Records contained in a dataset:
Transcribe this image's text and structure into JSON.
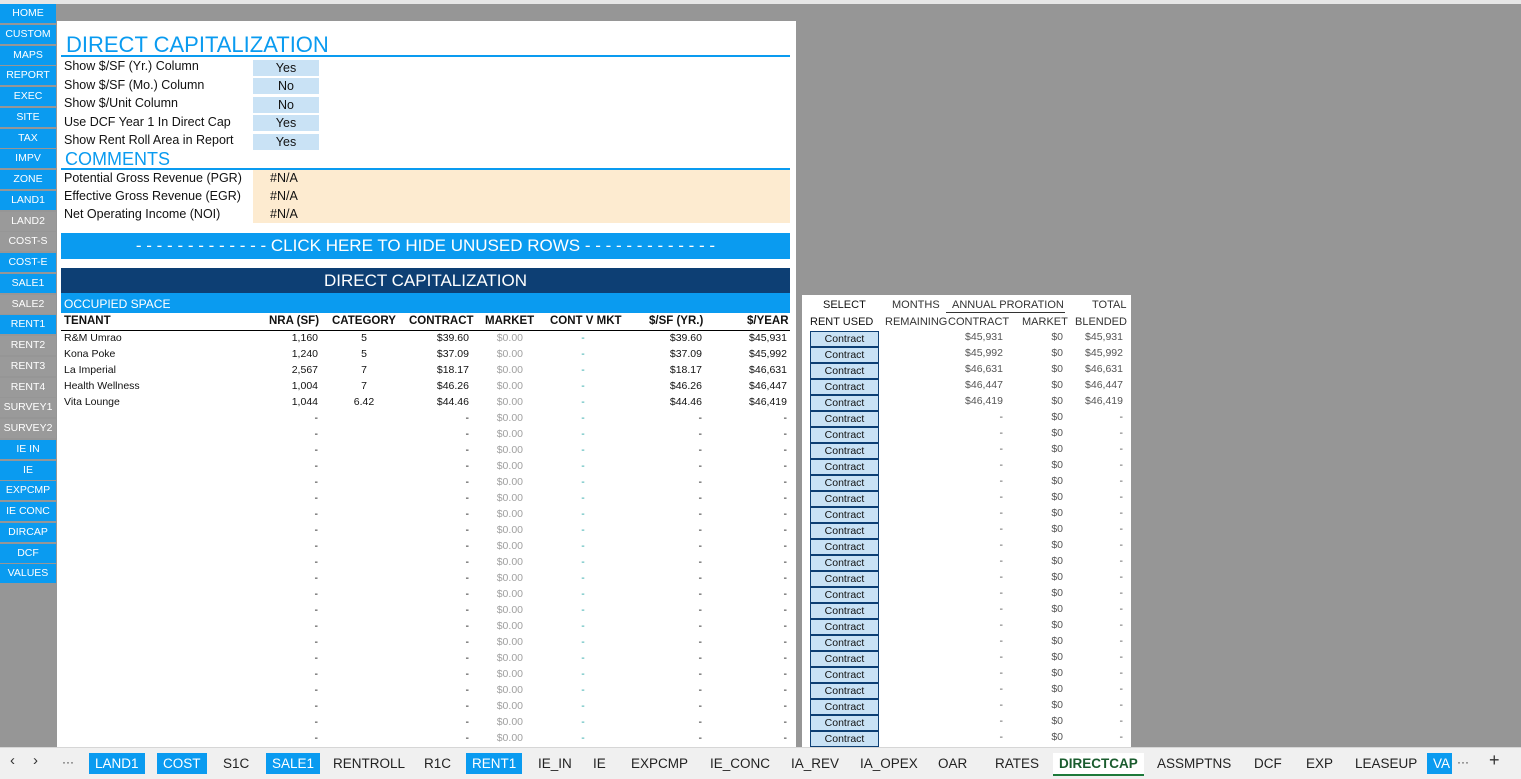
{
  "nav": [
    {
      "label": "HOME",
      "color": "blue"
    },
    {
      "label": "CUSTOM",
      "color": "blue"
    },
    {
      "label": "MAPS",
      "color": "blue"
    },
    {
      "label": "REPORT",
      "color": "blue"
    },
    {
      "label": "EXEC",
      "color": "blue"
    },
    {
      "label": "SITE",
      "color": "blue"
    },
    {
      "label": "TAX",
      "color": "blue"
    },
    {
      "label": "IMPV",
      "color": "blue"
    },
    {
      "label": "ZONE",
      "color": "blue"
    },
    {
      "label": "LAND1",
      "color": "blue"
    },
    {
      "label": "LAND2",
      "color": "gray"
    },
    {
      "label": "COST-S",
      "color": "gray"
    },
    {
      "label": "COST-E",
      "color": "blue"
    },
    {
      "label": "SALE1",
      "color": "blue"
    },
    {
      "label": "SALE2",
      "color": "gray"
    },
    {
      "label": "RENT1",
      "color": "blue"
    },
    {
      "label": "RENT2",
      "color": "gray"
    },
    {
      "label": "RENT3",
      "color": "gray"
    },
    {
      "label": "RENT4",
      "color": "gray"
    },
    {
      "label": "SURVEY1",
      "color": "gray"
    },
    {
      "label": "SURVEY2",
      "color": "gray"
    },
    {
      "label": "IE IN",
      "color": "blue"
    },
    {
      "label": "IE",
      "color": "blue"
    },
    {
      "label": "EXPCMP",
      "color": "blue"
    },
    {
      "label": "IE CONC",
      "color": "blue"
    },
    {
      "label": "DIRCAP",
      "color": "blue"
    },
    {
      "label": "DCF",
      "color": "blue"
    },
    {
      "label": "VALUES",
      "color": "blue"
    }
  ],
  "title": "DIRECT CAPITALIZATION",
  "options": [
    {
      "label": "Show $/SF (Yr.) Column",
      "value": "Yes"
    },
    {
      "label": "Show $/SF (Mo.) Column",
      "value": "No"
    },
    {
      "label": "Show $/Unit Column",
      "value": "No"
    },
    {
      "label": "Use DCF Year 1 In Direct Cap",
      "value": "Yes"
    },
    {
      "label": "Show Rent Roll Area in Report",
      "value": "Yes"
    }
  ],
  "comments_title": "COMMENTS",
  "comments": [
    {
      "label": "Potential Gross Revenue (PGR)",
      "value": "#N/A"
    },
    {
      "label": "Effective Gross Revenue (EGR)",
      "value": "#N/A"
    },
    {
      "label": "Net Operating Income (NOI)",
      "value": "#N/A"
    }
  ],
  "hide_button": "- - - - - - - - - - - - - CLICK HERE TO HIDE UNUSED ROWS - - - - - - - - - - - - -",
  "dc_header": "DIRECT CAPITALIZATION",
  "occupied_label": "OCCUPIED SPACE",
  "columns": {
    "tenant": "TENANT",
    "nra": "NRA (SF)",
    "category": "CATEGORY",
    "contract": "CONTRACT",
    "market": "MARKET",
    "cont_v_mkt": "CONT V MKT",
    "psf": "$/SF (YR.)",
    "per_year": "$/YEAR"
  },
  "tenants": [
    {
      "tenant": "R&M Umrao",
      "nra": "1,160",
      "category": "5",
      "contract": "$39.60",
      "market": "$0.00",
      "cont_v_mkt": "-",
      "psf": "$39.60",
      "per_year": "$45,931"
    },
    {
      "tenant": "Kona Poke",
      "nra": "1,240",
      "category": "5",
      "contract": "$37.09",
      "market": "$0.00",
      "cont_v_mkt": "-",
      "psf": "$37.09",
      "per_year": "$45,992"
    },
    {
      "tenant": "La Imperial",
      "nra": "2,567",
      "category": "7",
      "contract": "$18.17",
      "market": "$0.00",
      "cont_v_mkt": "-",
      "psf": "$18.17",
      "per_year": "$46,631"
    },
    {
      "tenant": "Health Wellness",
      "nra": "1,004",
      "category": "7",
      "contract": "$46.26",
      "market": "$0.00",
      "cont_v_mkt": "-",
      "psf": "$46.26",
      "per_year": "$46,447"
    },
    {
      "tenant": "Vita Lounge",
      "nra": "1,044",
      "category": "6.42",
      "contract": "$44.46",
      "market": "$0.00",
      "cont_v_mkt": "-",
      "psf": "$44.46",
      "per_year": "$46,419"
    }
  ],
  "empty_row": {
    "nra": "-",
    "contract": "-",
    "market": "$0.00",
    "cont_v_mkt": "-",
    "psf": "-",
    "per_year": "-"
  },
  "right_headers": {
    "select_rent": "SELECT",
    "rent_used": "RENT USED",
    "months": "MONTHS",
    "remaining": "REMAINING",
    "annual_proration": "ANNUAL PRORATION",
    "contract": "CONTRACT",
    "market": "MARKET",
    "total": "TOTAL",
    "blended": "BLENDED"
  },
  "right_rows": [
    {
      "btn": "Contract",
      "contract": "$45,931",
      "market": "$0",
      "blended": "$45,931"
    },
    {
      "btn": "Contract",
      "contract": "$45,992",
      "market": "$0",
      "blended": "$45,992"
    },
    {
      "btn": "Contract",
      "contract": "$46,631",
      "market": "$0",
      "blended": "$46,631"
    },
    {
      "btn": "Contract",
      "contract": "$46,447",
      "market": "$0",
      "blended": "$46,447"
    },
    {
      "btn": "Contract",
      "contract": "$46,419",
      "market": "$0",
      "blended": "$46,419"
    }
  ],
  "right_empty_row": {
    "btn": "Contract",
    "contract": "-",
    "market": "$0",
    "blended": "-"
  },
  "tabs": [
    {
      "label": "LAND1",
      "style": "blue"
    },
    {
      "label": "COST",
      "style": "blue"
    },
    {
      "label": "S1C",
      "style": "plain"
    },
    {
      "label": "SALE1",
      "style": "blue"
    },
    {
      "label": "RENTROLL",
      "style": "plain"
    },
    {
      "label": "R1C",
      "style": "plain"
    },
    {
      "label": "RENT1",
      "style": "blue"
    },
    {
      "label": "IE_IN",
      "style": "plain"
    },
    {
      "label": "IE",
      "style": "plain"
    },
    {
      "label": "EXPCMP",
      "style": "plain"
    },
    {
      "label": "IE_CONC",
      "style": "plain"
    },
    {
      "label": "IA_REV",
      "style": "plain"
    },
    {
      "label": "IA_OPEX",
      "style": "plain"
    },
    {
      "label": "OAR",
      "style": "plain"
    },
    {
      "label": "RATES",
      "style": "plain"
    },
    {
      "label": "DIRECTCAP",
      "style": "active"
    },
    {
      "label": "ASSMPTNS",
      "style": "plain"
    },
    {
      "label": "DCF",
      "style": "plain"
    },
    {
      "label": "EXP",
      "style": "plain"
    },
    {
      "label": "LEASEUP",
      "style": "plain"
    },
    {
      "label": "VA",
      "style": "blue"
    }
  ],
  "tab_nav": {
    "prev": "‹",
    "next": "›",
    "more": "···",
    "more_right": "···",
    "add": "+"
  }
}
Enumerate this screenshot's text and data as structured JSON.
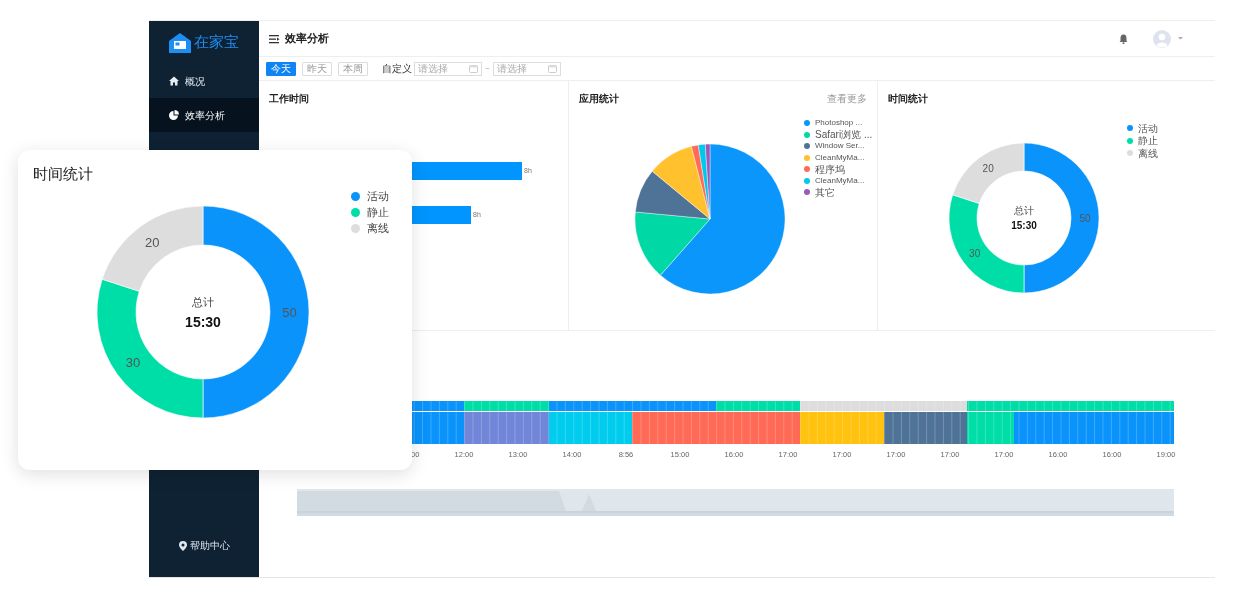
{
  "sidebar": {
    "logo": "在家宝",
    "items": [
      {
        "label": "概况",
        "selected": false
      },
      {
        "label": "效率分析",
        "selected": true
      }
    ],
    "help": "帮助中心"
  },
  "header": {
    "title": "效率分析"
  },
  "filters": {
    "ranges": [
      {
        "label": "今天",
        "selected": true
      },
      {
        "label": "昨天",
        "selected": false
      },
      {
        "label": "本周",
        "selected": false
      }
    ],
    "custom_label": "自定义",
    "date_fields": [
      {
        "placeholder": "请选择"
      },
      {
        "placeholder": "请选择"
      }
    ],
    "separator": "~"
  },
  "work_time": {
    "title": "工作时间",
    "bar_labels": [
      "8h",
      "8h"
    ]
  },
  "app_stats": {
    "title": "应用统计",
    "more_link": "查看更多",
    "legend": [
      {
        "label": "Photoshop ...",
        "color": "#0a96fa"
      },
      {
        "label": "Safari浏览 ...",
        "color": "#00d9a6"
      },
      {
        "label": "Window Ser...",
        "color": "#4e7397"
      },
      {
        "label": "CleanMyMa...",
        "color": "#ffc12e"
      },
      {
        "label": "程序坞",
        "color": "#ff6b57"
      },
      {
        "label": "CleanMyMa...",
        "color": "#00c8ec"
      },
      {
        "label": "其它",
        "color": "#9b59b6"
      }
    ]
  },
  "time_stats": {
    "title": "时间统计",
    "total_label": "总计",
    "total": "15:30",
    "chart_data": {
      "type": "donut",
      "categories": [
        "活动",
        "静止",
        "离线"
      ],
      "values": [
        50,
        30,
        20
      ],
      "colors": [
        "#0a93fb",
        "#00dea8",
        "#dddddd"
      ],
      "data_labels": true
    }
  },
  "timeline": {
    "top_segments": [
      {
        "color": "#0a93fb"
      },
      {
        "color": "#00dea8"
      },
      {
        "color": "#0a93fb"
      },
      {
        "color": "#00dea8"
      },
      {
        "color": "#dddddd"
      },
      {
        "color": "#00dea8"
      }
    ],
    "bottom_segments": [
      {
        "color": "#0a93fb"
      },
      {
        "color": "#7186d8"
      },
      {
        "color": "#00ccee"
      },
      {
        "color": "#ff6a56"
      },
      {
        "color": "#ffc20e"
      },
      {
        "color": "#4f7397"
      },
      {
        "color": "#00dea8"
      },
      {
        "color": "#0a93fb"
      }
    ],
    "axis_labels": [
      "00",
      "12:00",
      "13:00",
      "14:00",
      "8:56",
      "15:00",
      "16:00",
      "17:00",
      "17:00",
      "17:00",
      "17:00",
      "17:00",
      "16:00",
      "16:00",
      "19:00"
    ]
  },
  "floating_card": {
    "title": "时间统计",
    "total_label": "总计",
    "total": "15:30",
    "chart_data": {
      "type": "donut",
      "categories": [
        "活动",
        "静止",
        "离线"
      ],
      "values": [
        50,
        30,
        20
      ],
      "colors": [
        "#0a93fb",
        "#00dea8",
        "#dddddd"
      ],
      "data_labels": true
    }
  }
}
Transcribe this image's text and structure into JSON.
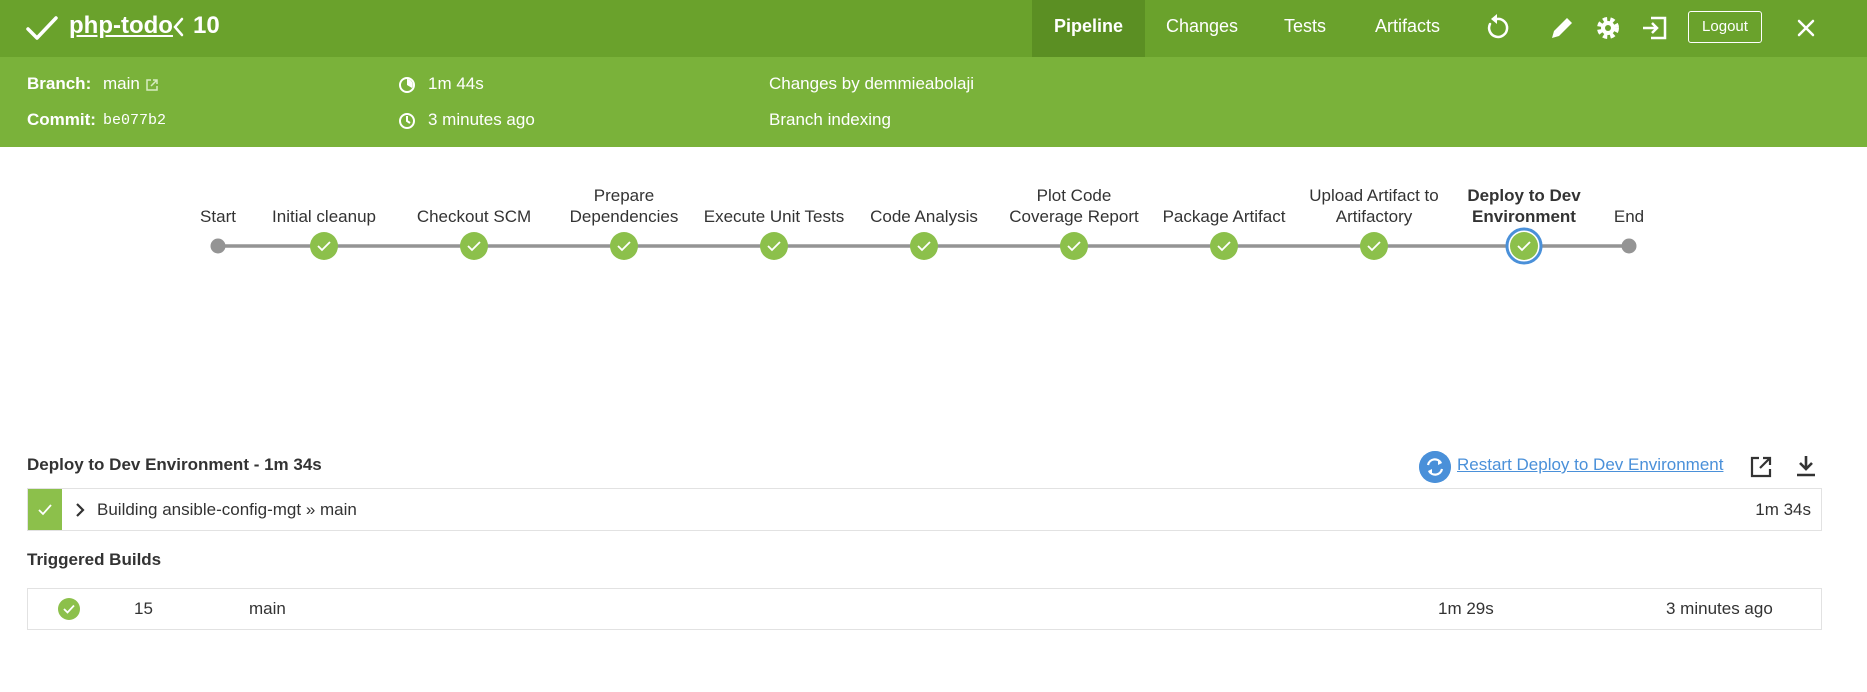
{
  "header": {
    "job_name": "php-todo",
    "run_number": "10",
    "tabs": [
      {
        "label": "Pipeline"
      },
      {
        "label": "Changes"
      },
      {
        "label": "Tests"
      },
      {
        "label": "Artifacts"
      }
    ],
    "logout_label": "Logout"
  },
  "info": {
    "branch_label": "Branch:",
    "branch_value": "main",
    "commit_label": "Commit:",
    "commit_value": "be077b2",
    "duration": "1m 44s",
    "time_ago": "3 minutes ago",
    "changes_by": "Changes by demmieabolaji",
    "cause": "Branch indexing"
  },
  "pipeline": {
    "stages": [
      {
        "label": "Start",
        "status": "none"
      },
      {
        "label": "Initial cleanup",
        "status": "success"
      },
      {
        "label": "Checkout SCM",
        "status": "success"
      },
      {
        "label": "Prepare Dependencies",
        "status": "success"
      },
      {
        "label": "Execute Unit Tests",
        "status": "success"
      },
      {
        "label": "Code Analysis",
        "status": "success"
      },
      {
        "label": "Plot Code Coverage Report",
        "status": "success"
      },
      {
        "label": "Package Artifact",
        "status": "success"
      },
      {
        "label": "Upload Artifact to Artifactory",
        "status": "success"
      },
      {
        "label": "Deploy to Dev Environment",
        "status": "success",
        "selected": true
      },
      {
        "label": "End",
        "status": "none"
      }
    ],
    "colors": {
      "success": "#8cc04b",
      "line": "#949494",
      "selected_ring": "#4a90d9"
    }
  },
  "step": {
    "title": "Deploy to Dev Environment - 1m 34s",
    "restart_label": "Restart Deploy to Dev Environment",
    "log": {
      "title": "Building ansible-config-mgt » main",
      "duration": "1m 34s"
    }
  },
  "triggered": {
    "heading": "Triggered Builds",
    "rows": [
      {
        "number": "15",
        "branch": "main",
        "duration": "1m 29s",
        "when": "3 minutes ago"
      }
    ]
  }
}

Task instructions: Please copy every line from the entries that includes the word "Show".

Answer box:
      "label": "Show $/SF (Yr.) Column",
      "label": "Show $/SF (Mo.) Column",
      "label": "Show $/Unit Column",
      "label": "Show Rent Roll Area in Report",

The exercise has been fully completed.